A primary reason that prevention of obesity is so vital in children is because the likelihood of childhood obesity persisting into adulthood increases as the child ages. This puts the person at high risk of diabetes, high blood pressure, and heart disease.
How do we prevent obesity?
Obesity prevention for adults
- Consume less “bad” fat and more “good” fat.
- Consume less processed and sugary foods.
- Eat more servings of vegetables and fruits. …
- Eat plenty of dietary fiber.
- Focus on eating low–glycemic index foods. …
- Get the family involved in your journey. …
- Engage in regular aerobic activity.
What is obesity causes and prevention?
Intake of more calories, fats and sugars can lead to obesity. It is generally caused by eating too much and not doing any physical activity. Physical activity or exercise burns off the excess energy obtained through diet. If it didn’t burn, much of the surplus energy gets stored in the body as fat, leading to obesity.
Why is obesity important to public health?
Obesity is a grave public health threat, more serious even than the opioid epidemic. It is linked to chronic diseases including type 2 diabetes, hyperlipidemia, high blood pressure, cardiovascular disease, and cancer.
Why is studying obesity important?
Epidemiology of Body Weight and Obesity
Now, more than ever, it is important to recognize and understand body weight as a key modifiable behavioral risk factor for modern cardiovascular disease (CVD). Modifiable risk factors are known to be the leading cause of mortality in the US.

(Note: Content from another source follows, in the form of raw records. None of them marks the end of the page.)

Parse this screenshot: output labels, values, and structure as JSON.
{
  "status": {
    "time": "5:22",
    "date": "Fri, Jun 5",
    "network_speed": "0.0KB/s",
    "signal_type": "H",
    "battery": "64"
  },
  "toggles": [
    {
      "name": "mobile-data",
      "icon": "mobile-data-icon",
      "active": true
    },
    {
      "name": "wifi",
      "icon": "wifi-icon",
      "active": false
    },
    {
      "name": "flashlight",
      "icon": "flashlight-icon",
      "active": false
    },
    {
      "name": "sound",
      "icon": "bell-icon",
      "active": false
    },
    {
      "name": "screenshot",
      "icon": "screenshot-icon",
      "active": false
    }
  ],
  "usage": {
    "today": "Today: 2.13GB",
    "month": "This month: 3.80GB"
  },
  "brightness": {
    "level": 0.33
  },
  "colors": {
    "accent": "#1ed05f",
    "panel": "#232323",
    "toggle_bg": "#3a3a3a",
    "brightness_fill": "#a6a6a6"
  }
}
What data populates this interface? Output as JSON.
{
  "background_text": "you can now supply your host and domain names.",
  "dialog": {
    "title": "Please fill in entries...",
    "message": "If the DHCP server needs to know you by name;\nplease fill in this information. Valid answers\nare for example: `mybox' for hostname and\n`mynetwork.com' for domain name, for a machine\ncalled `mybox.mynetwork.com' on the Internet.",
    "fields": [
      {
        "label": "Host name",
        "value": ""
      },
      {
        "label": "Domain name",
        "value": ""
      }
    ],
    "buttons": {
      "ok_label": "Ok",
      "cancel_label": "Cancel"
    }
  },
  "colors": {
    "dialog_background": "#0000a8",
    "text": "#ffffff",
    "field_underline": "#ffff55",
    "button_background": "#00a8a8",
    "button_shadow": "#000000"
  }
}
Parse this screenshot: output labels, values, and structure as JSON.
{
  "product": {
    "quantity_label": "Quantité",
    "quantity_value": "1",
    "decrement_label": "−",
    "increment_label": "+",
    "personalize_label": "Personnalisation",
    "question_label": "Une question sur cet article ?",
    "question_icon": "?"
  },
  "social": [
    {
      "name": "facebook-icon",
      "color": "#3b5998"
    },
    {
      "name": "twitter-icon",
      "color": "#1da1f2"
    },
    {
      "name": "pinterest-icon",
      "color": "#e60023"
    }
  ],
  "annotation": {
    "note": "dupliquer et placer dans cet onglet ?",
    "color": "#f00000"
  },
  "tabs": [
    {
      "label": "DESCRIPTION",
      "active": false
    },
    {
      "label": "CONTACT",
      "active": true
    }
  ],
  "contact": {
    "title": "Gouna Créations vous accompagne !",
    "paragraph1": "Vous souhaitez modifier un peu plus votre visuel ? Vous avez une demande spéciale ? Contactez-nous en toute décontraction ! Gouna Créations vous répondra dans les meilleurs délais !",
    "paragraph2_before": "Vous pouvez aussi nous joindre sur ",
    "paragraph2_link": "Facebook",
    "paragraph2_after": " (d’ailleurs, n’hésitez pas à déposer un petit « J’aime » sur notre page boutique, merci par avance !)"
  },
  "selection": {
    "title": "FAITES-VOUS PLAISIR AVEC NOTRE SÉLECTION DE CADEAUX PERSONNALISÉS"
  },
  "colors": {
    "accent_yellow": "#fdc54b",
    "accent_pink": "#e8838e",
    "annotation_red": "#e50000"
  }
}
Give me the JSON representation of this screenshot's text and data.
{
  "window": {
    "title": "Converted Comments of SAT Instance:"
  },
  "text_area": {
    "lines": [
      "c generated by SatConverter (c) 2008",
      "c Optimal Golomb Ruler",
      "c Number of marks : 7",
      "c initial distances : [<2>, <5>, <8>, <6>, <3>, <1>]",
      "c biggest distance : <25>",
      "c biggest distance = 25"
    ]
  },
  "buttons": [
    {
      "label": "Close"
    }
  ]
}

What are five causes of obesity?
9 Most common causes of obesity
- Physical inactivity. …
- Overeating. …
- Genetics. …
- A diet high in simple carbohydrates. …
- Frequency of eating. …
- Medications. …
- Psychological factors. …
- Diseases such as hypothyroidism, insulin resistance, polycystic ovary syndrome, and Cushing’s syndrome are also contributors to obesity.
What is the best treatment for obesity?
The best way to treat obesity is to eat a healthy, reduced-calorie diet and exercise regularly. To do this you should: eat a balanced, calorie-controlled diet as recommended by your GP or weight loss management health professional (such as a dietitian)
What is the root cause of obesity?
Obesity is generally caused by eating too much and moving too little. If you consume high amounts of energy, particularly fat and sugars, but do not burn off the energy through exercise and physical activity, much of the surplus energy will be stored by the body as fat.
What are the factors that affect obesity?
Many factors influence body weight-genes, though the effect is small, and heredity is not destiny; prenatal and early life influences; poor diets; too much television watching; too little physical activity and sleep; and our food and physical activity environment.
What are the behavioral causes of obesity?
Behaviors can include physical activity, inactivity, dietary patterns, medication use, and other exposures. Additional contributing factors include the food and physical activity environment, education and skills, and food marketing and promotion.
Is obesity an individual health problem or public health problem?
Obesity is considered a top public health concern, due to the high level of morbidity and mortality in the United States .
What foods cause obesity?
Limit these foods and drinks:
- Sugar-sweetened beverages (soda, fruit drinks, sports drinks)
- Fruit juice (no more than a small amount per day)
- Refined grains(white bread, white rice, white pasta) and sweets.
- Potatoes (baked or fried)
- Red meat (beef, pork, lamb) and processed meats (salami, ham, bacon, sausage)
How can obesity affect mental health?
Stigma is a fundamental cause of health inequalities, and obesity stigma is associated with significant physiological and psychological consequences, including increased depression, anxiety and decreased self-esteem. It can also lead to disordered eating, avoidance of physical activity and avoidance of medical care.
Is obesity a disease or a choice?
Obesity is a chronic disease. According to the Centers for Disease Control and Prevention, obesity affects 42.8% of middle-age adults. Obesity is closely related to several other chronic diseases, including heart disease, hypertension, type 2 diabetes, sleep apnea, certain cancers, joint diseases, and more.